Rain? Surely not?
However, in order to experience this remote corner of Scotland, and to marvel at what it offers, a hiker needs to accept a certain amount of hardship. The rain, the terrain, the climbs, river crossings and the navigation are all a stern test.
At times I’ve cursed it, climbing over a mountain with a howling gale smacking into one side, rain stinging, feet soaked, hands numb and with little clue to where I was going, I’d rather have been somewhere else.
But get through it I did, and what I saw through those 240 miles amazed me. Lofty peaks hemming me in, forcing my route through a glen as I gaze up in awe at what is around me. Then, one valley spills out to another, a meeting place, a focal point where two, maybe three or four more join in the party. Stood motionless in the middle of inspiration, where peaks and valleys converge, I’ve tried to take it all in. It’s majestic beyond words, demanding a hiker just stops and admires, and even then I couldn’t believe what I was seeing.
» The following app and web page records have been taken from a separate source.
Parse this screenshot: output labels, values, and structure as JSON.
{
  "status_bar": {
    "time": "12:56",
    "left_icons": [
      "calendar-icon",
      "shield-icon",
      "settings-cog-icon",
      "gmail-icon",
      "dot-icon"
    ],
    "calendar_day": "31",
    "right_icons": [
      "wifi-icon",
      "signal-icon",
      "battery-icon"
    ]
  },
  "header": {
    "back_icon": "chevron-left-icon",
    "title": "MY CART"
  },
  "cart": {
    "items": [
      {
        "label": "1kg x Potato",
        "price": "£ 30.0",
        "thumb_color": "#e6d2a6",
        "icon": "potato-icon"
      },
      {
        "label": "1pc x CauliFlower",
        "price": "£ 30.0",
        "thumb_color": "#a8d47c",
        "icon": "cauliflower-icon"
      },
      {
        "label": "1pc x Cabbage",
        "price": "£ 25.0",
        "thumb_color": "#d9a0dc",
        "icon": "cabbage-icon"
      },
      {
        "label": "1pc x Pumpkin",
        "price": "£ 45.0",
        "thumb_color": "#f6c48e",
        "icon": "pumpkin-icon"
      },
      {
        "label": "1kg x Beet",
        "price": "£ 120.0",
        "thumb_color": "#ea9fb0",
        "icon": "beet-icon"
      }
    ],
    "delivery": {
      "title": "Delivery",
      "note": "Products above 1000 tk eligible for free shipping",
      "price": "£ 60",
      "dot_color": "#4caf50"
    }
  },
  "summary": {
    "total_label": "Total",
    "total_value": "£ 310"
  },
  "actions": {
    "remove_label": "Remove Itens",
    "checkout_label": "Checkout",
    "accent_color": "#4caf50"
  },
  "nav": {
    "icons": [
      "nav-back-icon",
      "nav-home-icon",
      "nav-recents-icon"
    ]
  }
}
I think perhaps my best memory of The Cape Wrath Trail was Lochan Fada. Having stopped to chat to a mountain biker, he pointed out that I would be passing Lochan Nid, one of his favourite spots. I did indeed pass it but what I found further on was perhaps the highlight of the trip.
I squelched through moss laden with water, stumbled over rocks and uneven ground before Lochan Fada suddenly appeared below me through the murk of cloud base. Reaching the shore I tried to erect my tent but a broken trekking pole scuppered my efforts. I’d normally just sleep on the ground but in Scotland it’s either rain or midges that usually put paid to that idea. However, the forecast looked promising until morning and a brisk wind chased of the insects. I was left on the shore, staring down the length of this body of water, the sun slowly gliding west and soon to disappear behind the peaks. Wind patterns flicked over the Loch and even at ten in the evening, there wasn’t even a hint of night approaching.
So there I slept, sleeping fitfully as I kept waking to take in the view over and over again, I never tired of it.
That camp spot on the shore of Lochan Fada
On day sixteen of my hike I emerged from the confines of the Glenquoich Forest and smiled. My little, water logged, faint track had finally hit solid ground and I knew I had good walking ahead of me to Invergarry.
Picking up the Great Glen Way I coasted on smooth tracks alongside Loch Oich, then Loch Lochy and soon picked up the Caledonian Canal all the way to Fort William. The day eased both my tired legs and seemed suitable reward for the hard hiking.
In retrospect, slipping in the word ‘Wrath’ in a trail name is, for this route at least, very appropriate. Dare you not incur the wrath, do not tempt the anger of this little corner of Great Britain. But if you do, treat it with respect and the rewards will stay with you for the rest of your life.
Next, onto the West Highland Way.